ASSIGNED TASK :: Every line of the data that contains the string "image" must be copied.

SUPPLIED MATERIAL ::
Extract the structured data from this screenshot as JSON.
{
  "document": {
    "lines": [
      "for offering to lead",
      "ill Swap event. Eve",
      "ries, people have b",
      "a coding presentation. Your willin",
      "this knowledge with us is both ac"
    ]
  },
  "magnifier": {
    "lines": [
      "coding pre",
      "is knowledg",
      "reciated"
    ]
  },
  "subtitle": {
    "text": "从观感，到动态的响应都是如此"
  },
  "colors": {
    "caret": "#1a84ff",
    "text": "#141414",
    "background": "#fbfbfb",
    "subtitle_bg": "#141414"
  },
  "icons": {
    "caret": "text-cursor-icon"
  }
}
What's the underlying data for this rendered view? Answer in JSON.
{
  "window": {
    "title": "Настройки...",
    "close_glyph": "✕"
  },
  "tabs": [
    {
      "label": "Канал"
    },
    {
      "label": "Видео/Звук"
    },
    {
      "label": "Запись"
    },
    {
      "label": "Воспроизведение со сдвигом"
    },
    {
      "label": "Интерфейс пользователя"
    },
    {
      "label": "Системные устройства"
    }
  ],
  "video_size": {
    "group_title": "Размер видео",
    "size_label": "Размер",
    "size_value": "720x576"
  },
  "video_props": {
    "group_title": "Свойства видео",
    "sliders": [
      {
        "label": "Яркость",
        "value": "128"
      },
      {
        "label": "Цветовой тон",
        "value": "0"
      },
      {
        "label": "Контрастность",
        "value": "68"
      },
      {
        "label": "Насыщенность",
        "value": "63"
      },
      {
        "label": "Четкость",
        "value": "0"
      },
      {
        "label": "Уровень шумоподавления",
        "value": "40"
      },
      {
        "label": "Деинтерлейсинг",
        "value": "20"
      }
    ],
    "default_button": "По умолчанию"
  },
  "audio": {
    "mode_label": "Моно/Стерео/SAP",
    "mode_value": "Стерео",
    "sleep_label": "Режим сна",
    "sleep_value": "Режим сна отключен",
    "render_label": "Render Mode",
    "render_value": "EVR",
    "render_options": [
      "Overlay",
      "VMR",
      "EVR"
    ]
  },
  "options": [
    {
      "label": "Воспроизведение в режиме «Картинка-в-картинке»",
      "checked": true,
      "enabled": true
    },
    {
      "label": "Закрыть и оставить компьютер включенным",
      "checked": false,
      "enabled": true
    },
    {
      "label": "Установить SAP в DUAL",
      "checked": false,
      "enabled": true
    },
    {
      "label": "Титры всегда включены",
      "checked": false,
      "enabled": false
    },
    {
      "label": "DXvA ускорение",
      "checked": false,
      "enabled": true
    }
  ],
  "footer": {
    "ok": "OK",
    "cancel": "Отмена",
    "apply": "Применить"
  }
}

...

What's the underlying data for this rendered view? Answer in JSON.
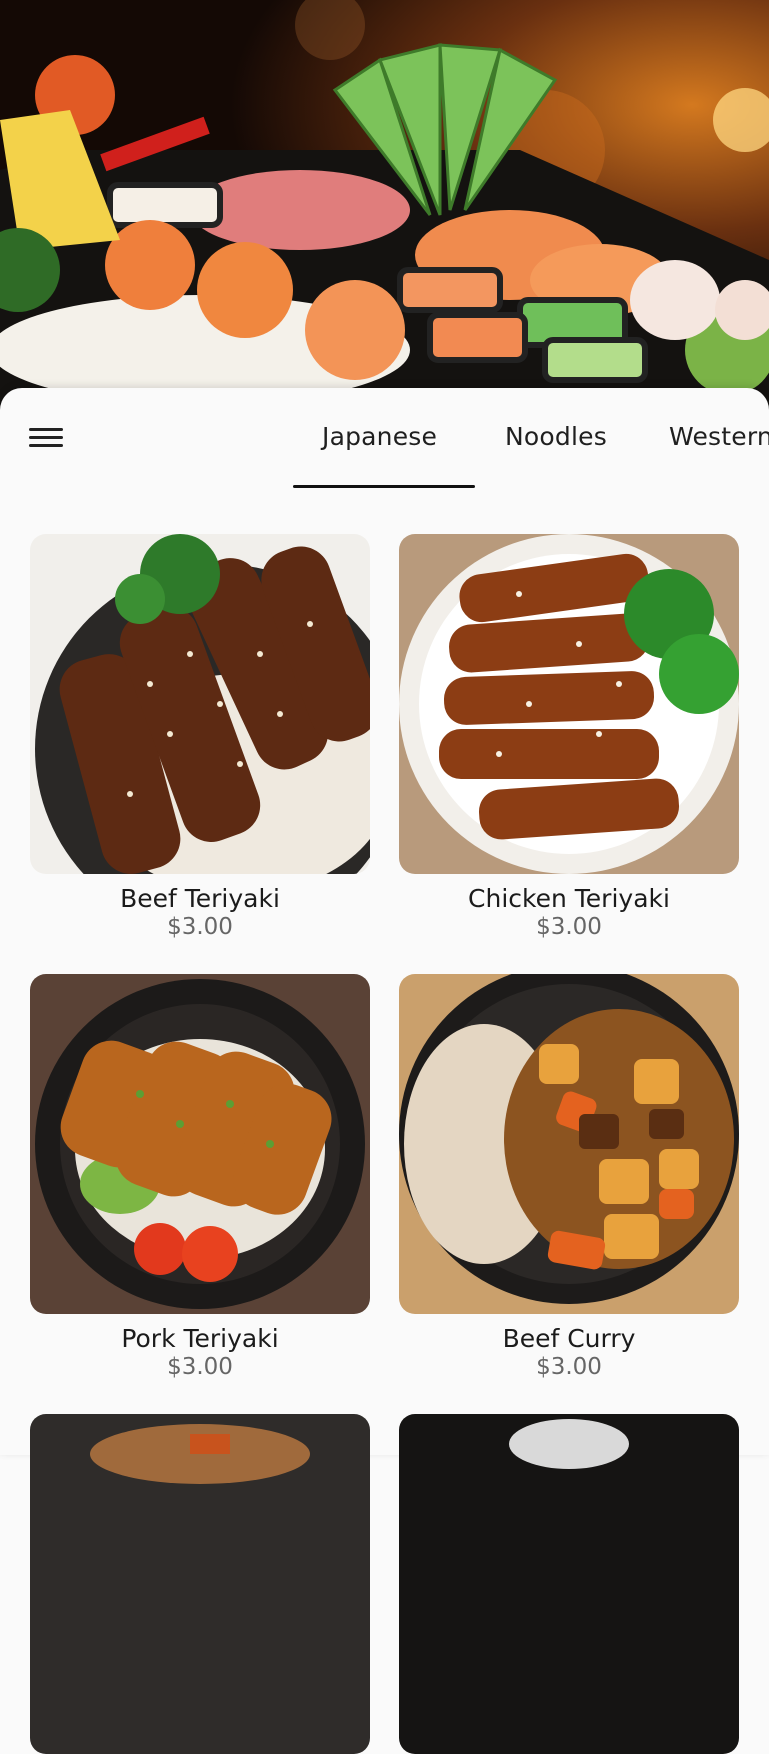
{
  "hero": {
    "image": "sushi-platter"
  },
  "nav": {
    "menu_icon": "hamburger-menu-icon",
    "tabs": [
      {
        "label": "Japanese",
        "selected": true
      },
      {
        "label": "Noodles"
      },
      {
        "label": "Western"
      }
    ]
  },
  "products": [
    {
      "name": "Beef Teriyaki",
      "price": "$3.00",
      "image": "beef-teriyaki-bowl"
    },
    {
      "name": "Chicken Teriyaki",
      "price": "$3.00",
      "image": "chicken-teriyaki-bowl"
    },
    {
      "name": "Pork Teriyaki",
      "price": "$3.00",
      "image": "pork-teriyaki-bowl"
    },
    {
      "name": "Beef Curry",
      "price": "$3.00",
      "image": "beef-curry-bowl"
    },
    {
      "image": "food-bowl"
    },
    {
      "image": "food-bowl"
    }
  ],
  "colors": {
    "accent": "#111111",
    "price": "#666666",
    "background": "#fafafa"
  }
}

SOLUTION ::
    "image": "sushi-platter"
      "image": "beef-teriyaki-bowl"
      "image": "chicken-teriyaki-bowl"
      "image": "pork-teriyaki-bowl"
      "image": "beef-curry-bowl"
      "image": "food-bowl"
      "image": "food-bowl"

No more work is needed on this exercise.